▶ _What this task involves_:
Please copy each line in the records below that contains the string "title".

▶ _Data for this exercise_:
========================================

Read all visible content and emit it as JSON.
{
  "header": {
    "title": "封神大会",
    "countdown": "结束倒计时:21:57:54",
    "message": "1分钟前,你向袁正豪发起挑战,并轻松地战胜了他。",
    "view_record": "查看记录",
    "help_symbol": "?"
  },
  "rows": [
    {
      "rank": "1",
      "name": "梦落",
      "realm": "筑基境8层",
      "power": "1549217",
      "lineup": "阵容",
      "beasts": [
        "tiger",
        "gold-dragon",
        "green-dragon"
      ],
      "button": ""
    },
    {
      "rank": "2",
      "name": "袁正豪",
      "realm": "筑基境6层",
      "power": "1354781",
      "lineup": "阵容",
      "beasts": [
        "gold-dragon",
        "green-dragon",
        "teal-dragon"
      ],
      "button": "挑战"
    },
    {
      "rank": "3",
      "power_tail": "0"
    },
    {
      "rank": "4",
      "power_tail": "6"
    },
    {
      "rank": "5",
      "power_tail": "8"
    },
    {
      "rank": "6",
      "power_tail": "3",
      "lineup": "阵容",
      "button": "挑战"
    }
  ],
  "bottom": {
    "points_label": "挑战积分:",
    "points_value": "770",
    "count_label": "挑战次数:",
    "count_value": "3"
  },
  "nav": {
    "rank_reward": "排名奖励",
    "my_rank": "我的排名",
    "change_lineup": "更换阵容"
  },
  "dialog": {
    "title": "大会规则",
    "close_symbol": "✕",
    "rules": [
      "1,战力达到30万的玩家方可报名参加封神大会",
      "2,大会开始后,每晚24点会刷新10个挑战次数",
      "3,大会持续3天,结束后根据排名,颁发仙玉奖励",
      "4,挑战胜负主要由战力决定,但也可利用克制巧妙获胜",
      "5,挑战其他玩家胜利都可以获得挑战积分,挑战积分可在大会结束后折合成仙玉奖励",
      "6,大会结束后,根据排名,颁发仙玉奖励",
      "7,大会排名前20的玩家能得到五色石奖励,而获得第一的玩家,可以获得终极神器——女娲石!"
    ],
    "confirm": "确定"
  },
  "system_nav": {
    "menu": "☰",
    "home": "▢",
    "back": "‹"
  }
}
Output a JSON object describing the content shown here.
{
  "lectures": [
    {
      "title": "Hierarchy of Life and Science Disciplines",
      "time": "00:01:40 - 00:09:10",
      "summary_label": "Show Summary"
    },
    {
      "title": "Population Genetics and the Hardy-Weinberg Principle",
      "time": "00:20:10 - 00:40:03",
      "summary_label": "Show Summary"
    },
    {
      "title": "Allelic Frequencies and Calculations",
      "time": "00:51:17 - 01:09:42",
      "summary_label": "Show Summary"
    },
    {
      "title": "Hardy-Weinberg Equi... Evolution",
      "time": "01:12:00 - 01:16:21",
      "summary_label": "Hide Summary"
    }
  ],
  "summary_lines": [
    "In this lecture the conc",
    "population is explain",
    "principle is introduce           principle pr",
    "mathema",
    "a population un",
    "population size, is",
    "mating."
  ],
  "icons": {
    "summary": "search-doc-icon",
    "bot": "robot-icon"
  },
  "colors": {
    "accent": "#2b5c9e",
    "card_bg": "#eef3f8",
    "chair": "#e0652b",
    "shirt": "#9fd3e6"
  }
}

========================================

▶ _Answer box_:
    "title": "封神大会",
    "title": "大会规则",
      "title": "Hierarchy of Life and Science Disciplines",
      "title": "Population Genetics and the Hardy-Weinberg Principle",
      "title": "Allelic Frequencies and Calculations",
      "title": "Hardy-Weinberg Equi... Evolution",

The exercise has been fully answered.